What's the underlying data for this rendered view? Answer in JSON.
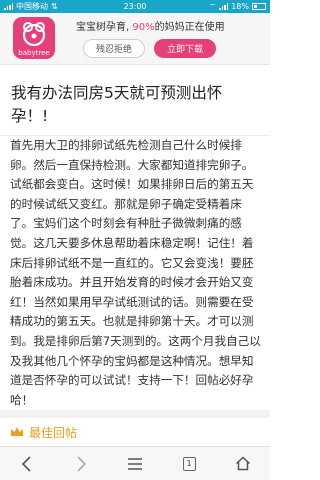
{
  "status_bar": {
    "carrier": "中国移动",
    "time": "23:00",
    "battery": "18%"
  },
  "app_banner": {
    "logo_text": "babytree",
    "promo_prefix": "宝宝树孕育, ",
    "promo_percent": "90%",
    "promo_suffix": "的妈妈正在使用",
    "reject_label": "残忍拒绝",
    "download_label": "立即下载"
  },
  "post": {
    "title": "我有办法同房5天就可预测出怀孕！!",
    "body": "首先用大卫的排卵试纸先检测自己什么时候排卵。然后一直保持检测。大家都知道排完卵子。试纸都会变白。这时候！如果排卵日后的第五天的时候试纸又变红。那就是卵子确定受精着床了。宝妈们这个时刻会有种肚子微微刺痛的感觉。这几天要多休息帮助着床稳定啊！记住！着床后排卵试纸不是一直红的。它又会变浅！要胚胎着床成功。并且开始发育的时候才会开始又变红！当然如果用早孕试纸测试的话。则需要在受精成功的第五天。也就是排卵第十天。才可以测到。我是排卵后第7天测到的。这两个月我自己以及我其他几个怀孕的宝妈都是这种情况。想早知道是否怀孕的可以试试！支持一下！回帖必好孕哈！"
  },
  "best_replies": {
    "label": "最佳回帖",
    "icon": "crown-icon"
  },
  "bottom_nav": {
    "tab_count": "1"
  },
  "colors": {
    "status_bar": "#1aa6c9",
    "brand_pink": "#e5407a",
    "best_reply": "#e8a020"
  }
}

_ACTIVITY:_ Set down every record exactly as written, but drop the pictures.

_OUTPUT OF THE TASK:_
What's the underlying data for this rendered view? Answer in JSON.
{
  "status_bar": {
    "carrier": "中国移动",
    "time": "23:00",
    "battery": "18%"
  },
  "app_banner": {
    "logo_text": "babytree",
    "promo_prefix": "宝宝树孕育, ",
    "promo_percent": "90%",
    "promo_suffix": "的妈妈正在使用",
    "reject_label": "残忍拒绝",
    "download_label": "立即下载"
  },
  "post": {
    "title": "我有办法同房5天就可预测出怀孕！!",
    "body": "首先用大卫的排卵试纸先检测自己什么时候排卵。然后一直保持检测。大家都知道排完卵子。试纸都会变白。这时候！如果排卵日后的第五天的时候试纸又变红。那就是卵子确定受精着床了。宝妈们这个时刻会有种肚子微微刺痛的感觉。这几天要多休息帮助着床稳定啊！记住！着床后排卵试纸不是一直红的。它又会变浅！要胚胎着床成功。并且开始发育的时候才会开始又变红！当然如果用早孕试纸测试的话。则需要在受精成功的第五天。也就是排卵第十天。才可以测到。我是排卵后第7天测到的。这两个月我自己以及我其他几个怀孕的宝妈都是这种情况。想早知道是否怀孕的可以试试！支持一下！回帖必好孕哈！"
  },
  "best_replies": {
    "label": "最佳回帖",
    "icon": "crown-icon"
  },
  "bottom_nav": {
    "tab_count": "1"
  },
  "colors": {
    "status_bar": "#1aa6c9",
    "brand_pink": "#e5407a",
    "best_reply": "#e8a020"
  }
}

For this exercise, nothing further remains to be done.